By Brendan I. Koerner
Is there any low-end gadget more ubiquitous than the clock radio? There's nary a fleabag motel room in the world, from Oklahoma City to Ouagadougou, that doesn't have one of these slumber-piercing marvels of digital technology perched upon the nightstand. How, exactly, did mankind awake before the clock radio's invention? Did folks actually have to forego the screechy pleasures of Mike and Mike in the Morning at 6:30 a.m.? The mind boggles.
Most clock radios, alas, are pretty straightforward affairs—your basic molded plastic boxes with dials and snooze bars. Fortunately, some budget-conscious product designers have rolled the ball ever-so-slightly forward in the clock-radio realm. This week, Low End Theory went in search of the most innovative clock radios on the market, provided they were priced under the magic $20 barrier. Because, honestly, who has more than $20 to spend on a frickin' clock radio? Certainly not a motel proprietor in Burkina Faso.
The full rundown of affordable, semi-marvelous clock radios comes after the jump. PLUS: Who's got the skinny on Supersonic?
Before I get to the bargains, first let me drop a little wisdom regarding the clock radio's glorious history. Luxury vendor Bulova claims to have invented the gadget back in 1928, but the good folks at Smithsonian magazine say it ain't so. This 1997 snippet depicts a 1921 handwound version, which I'm sure did an excellent job of picking up the one or two radio stations in existence at the time. (Super-geek bit of trivia, courtesy of Wikipedia: the world's first radio news program was broadcast out of Detroit in 1920.)
Of course, clock radios didn't start getting seriously low-end until the advent of foreign manufacturing and digital displays. Nowadays, you can pick up a perfectly serviceable model for under $10, provided you don't care a whit about style and reception quality.
Now, reception quality I can do without: I need a little fuzzed-out blather to get me up, and I've got my laptop-stereo-WEFUNK combo to satisfy my musical needs. But no way I'm giving up on style, even with a light wallet. And so the Conairphone TCR200 (picture above) is like manna from heaven. Totally a chocolate-and-peanut-butter combination, except with an "oversized snooze button" and (get this spec) "AM/FM tuning." You mean they have FM now? Sweet. And yours for only $14.02.

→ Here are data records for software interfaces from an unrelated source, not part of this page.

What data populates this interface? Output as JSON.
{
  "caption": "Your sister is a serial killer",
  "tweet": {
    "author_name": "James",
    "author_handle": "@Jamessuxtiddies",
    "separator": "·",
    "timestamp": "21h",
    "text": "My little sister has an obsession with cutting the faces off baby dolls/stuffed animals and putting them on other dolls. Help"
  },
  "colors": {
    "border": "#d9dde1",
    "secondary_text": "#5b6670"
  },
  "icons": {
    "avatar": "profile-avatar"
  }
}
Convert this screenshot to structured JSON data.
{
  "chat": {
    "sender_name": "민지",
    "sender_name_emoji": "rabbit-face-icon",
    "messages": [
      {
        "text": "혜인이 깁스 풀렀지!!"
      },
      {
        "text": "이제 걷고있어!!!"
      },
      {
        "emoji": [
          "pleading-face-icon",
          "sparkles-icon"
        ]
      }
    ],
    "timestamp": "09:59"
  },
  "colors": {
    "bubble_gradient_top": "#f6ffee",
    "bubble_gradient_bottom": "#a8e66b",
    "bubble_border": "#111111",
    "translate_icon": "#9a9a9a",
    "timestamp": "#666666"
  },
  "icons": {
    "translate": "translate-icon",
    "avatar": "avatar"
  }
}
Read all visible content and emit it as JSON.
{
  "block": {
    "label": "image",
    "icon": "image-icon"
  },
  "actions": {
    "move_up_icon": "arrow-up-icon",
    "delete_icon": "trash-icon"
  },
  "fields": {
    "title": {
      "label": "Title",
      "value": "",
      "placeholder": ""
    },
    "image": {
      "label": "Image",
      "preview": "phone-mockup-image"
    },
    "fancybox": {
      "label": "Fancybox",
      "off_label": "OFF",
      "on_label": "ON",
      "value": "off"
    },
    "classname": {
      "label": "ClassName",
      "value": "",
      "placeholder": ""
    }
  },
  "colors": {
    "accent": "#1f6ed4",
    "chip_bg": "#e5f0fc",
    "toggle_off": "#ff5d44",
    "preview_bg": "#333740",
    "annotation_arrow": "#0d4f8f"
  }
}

My snooping around revealed that the biggest recent innovation in the clock-radio space is projection—that is, the clocks will cast the time on the wall opposite your bed, so you needn't twist your head toward the nightstand at 3 a.m. The best-looking model I could dredge up comes from jWin, a Low End Theory favorite. For some reason, it totally reminds me of Twiki from the 1979-1981 TV version of Buck Rogers in the 25th Century.